Exercise prompt: Each line of the entries below that holds "body" is needed, copied in full.

Study material:
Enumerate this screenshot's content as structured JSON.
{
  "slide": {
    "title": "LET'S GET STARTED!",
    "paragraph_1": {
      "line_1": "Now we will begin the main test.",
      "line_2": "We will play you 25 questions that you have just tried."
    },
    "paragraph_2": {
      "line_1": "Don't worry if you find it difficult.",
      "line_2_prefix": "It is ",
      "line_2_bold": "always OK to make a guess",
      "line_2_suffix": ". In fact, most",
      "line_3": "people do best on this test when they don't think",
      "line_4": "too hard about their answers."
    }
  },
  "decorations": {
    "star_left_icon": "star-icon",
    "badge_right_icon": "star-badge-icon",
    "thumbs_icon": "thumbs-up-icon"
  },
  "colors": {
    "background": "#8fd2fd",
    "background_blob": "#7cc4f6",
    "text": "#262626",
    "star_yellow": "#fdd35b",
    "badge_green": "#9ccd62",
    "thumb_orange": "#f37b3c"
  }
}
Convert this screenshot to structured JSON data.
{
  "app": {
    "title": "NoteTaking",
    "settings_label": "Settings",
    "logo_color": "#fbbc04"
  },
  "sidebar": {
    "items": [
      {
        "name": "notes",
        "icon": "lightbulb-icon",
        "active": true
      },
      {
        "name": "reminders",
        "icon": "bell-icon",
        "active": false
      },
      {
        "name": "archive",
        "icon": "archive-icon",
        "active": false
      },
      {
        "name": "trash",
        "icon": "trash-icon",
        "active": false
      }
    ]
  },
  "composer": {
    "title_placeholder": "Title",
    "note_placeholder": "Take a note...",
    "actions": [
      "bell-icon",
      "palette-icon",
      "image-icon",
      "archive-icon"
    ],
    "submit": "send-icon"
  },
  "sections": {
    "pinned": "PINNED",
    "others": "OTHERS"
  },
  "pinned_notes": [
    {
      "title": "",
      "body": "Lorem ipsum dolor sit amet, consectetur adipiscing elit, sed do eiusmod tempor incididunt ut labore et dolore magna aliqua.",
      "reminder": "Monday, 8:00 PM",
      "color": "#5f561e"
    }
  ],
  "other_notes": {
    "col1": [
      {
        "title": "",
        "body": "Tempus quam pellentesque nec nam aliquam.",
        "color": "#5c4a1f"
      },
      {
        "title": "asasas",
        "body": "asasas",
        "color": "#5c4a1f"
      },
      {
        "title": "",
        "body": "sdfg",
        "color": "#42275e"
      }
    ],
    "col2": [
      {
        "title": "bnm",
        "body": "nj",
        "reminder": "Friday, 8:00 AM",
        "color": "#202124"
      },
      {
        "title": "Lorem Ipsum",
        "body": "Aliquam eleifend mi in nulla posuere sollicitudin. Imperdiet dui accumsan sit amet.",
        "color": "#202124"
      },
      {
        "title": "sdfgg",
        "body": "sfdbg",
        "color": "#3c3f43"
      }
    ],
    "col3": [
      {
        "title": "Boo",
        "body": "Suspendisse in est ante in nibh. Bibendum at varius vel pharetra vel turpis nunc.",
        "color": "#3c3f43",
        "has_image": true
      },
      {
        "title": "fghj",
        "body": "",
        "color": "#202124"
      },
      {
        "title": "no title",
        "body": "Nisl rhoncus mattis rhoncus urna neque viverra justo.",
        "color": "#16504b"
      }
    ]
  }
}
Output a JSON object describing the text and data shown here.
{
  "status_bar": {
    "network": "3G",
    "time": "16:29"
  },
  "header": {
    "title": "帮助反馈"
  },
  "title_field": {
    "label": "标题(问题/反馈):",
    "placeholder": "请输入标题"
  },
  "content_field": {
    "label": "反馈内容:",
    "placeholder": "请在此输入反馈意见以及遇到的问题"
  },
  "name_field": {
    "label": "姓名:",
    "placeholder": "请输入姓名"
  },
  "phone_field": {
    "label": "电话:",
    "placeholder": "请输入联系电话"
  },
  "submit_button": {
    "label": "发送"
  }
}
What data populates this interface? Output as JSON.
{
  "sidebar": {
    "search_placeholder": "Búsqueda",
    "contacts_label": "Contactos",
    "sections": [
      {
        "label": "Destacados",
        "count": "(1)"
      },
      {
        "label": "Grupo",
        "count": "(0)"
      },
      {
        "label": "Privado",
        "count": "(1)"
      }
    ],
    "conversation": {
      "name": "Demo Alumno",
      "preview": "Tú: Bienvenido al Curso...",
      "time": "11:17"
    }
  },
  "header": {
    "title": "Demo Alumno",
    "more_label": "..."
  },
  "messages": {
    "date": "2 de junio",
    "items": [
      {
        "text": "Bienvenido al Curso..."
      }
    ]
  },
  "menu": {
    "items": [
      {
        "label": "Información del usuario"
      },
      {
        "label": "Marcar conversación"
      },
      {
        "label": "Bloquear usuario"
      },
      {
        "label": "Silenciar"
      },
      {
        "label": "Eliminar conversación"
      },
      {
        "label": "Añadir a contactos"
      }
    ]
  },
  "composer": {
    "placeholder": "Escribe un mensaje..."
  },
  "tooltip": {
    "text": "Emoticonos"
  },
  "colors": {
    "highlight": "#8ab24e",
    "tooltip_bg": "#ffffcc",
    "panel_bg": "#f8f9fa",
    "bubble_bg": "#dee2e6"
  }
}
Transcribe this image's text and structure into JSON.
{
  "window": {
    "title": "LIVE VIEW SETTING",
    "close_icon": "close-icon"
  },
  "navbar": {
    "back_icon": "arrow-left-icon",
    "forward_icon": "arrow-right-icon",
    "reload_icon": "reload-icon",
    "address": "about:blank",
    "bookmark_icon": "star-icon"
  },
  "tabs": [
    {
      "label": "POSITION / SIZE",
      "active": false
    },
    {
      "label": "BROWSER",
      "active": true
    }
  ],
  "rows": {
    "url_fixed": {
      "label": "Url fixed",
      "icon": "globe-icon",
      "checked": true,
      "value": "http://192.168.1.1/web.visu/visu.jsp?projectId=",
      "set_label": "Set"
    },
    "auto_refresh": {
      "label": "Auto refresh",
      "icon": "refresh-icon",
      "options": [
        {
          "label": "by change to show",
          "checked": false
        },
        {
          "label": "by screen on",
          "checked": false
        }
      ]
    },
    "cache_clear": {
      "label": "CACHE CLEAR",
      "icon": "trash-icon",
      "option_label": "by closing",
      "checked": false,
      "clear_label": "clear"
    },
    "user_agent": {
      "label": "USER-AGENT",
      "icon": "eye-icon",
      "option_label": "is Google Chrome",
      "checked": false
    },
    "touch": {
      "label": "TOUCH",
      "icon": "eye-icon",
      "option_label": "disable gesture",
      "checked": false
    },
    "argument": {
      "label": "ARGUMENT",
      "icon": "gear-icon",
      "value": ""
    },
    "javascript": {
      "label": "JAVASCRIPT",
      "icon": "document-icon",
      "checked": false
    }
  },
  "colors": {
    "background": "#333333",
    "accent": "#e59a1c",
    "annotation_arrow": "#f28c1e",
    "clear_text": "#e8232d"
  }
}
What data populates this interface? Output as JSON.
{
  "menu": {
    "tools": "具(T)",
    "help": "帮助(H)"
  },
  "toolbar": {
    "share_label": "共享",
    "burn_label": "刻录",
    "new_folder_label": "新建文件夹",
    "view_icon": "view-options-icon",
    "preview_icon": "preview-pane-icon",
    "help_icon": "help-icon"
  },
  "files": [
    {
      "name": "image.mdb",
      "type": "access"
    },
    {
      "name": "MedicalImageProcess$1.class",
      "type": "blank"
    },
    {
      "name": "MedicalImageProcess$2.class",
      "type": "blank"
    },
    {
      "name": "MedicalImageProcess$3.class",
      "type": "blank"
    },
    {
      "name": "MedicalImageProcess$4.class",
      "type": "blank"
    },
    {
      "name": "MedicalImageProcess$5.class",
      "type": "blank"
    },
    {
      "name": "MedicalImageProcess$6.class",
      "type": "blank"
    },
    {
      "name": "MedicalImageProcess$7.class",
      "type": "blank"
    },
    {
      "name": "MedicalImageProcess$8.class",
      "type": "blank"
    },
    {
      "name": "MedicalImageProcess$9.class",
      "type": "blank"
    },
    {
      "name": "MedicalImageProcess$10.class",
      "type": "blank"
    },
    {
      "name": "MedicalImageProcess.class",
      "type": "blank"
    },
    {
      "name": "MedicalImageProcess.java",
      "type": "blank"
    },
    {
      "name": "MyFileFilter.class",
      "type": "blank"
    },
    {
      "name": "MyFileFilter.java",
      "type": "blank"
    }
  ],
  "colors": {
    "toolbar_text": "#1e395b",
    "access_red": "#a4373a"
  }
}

Output of the task:
      "body": "Lorem ipsum dolor sit amet, consectetur adipiscing elit, sed do eiusmod tempor incididunt ut labore et dolore magna aliqua.",
        "body": "Tempus quam pellentesque nec nam aliquam.",
        "body": "asasas",
        "body": "sdfg",
        "body": "nj",
        "body": "Aliquam eleifend mi in nulla posuere sollicitudin. Imperdiet dui accumsan sit amet.",
        "body": "sfdbg",
        "body": "Suspendisse in est ante in nibh. Bibendum at varius vel pharetra vel turpis nunc.",
        "body": "",
        "body": "Nisl rhoncus mattis rhoncus urna neque viverra justo.",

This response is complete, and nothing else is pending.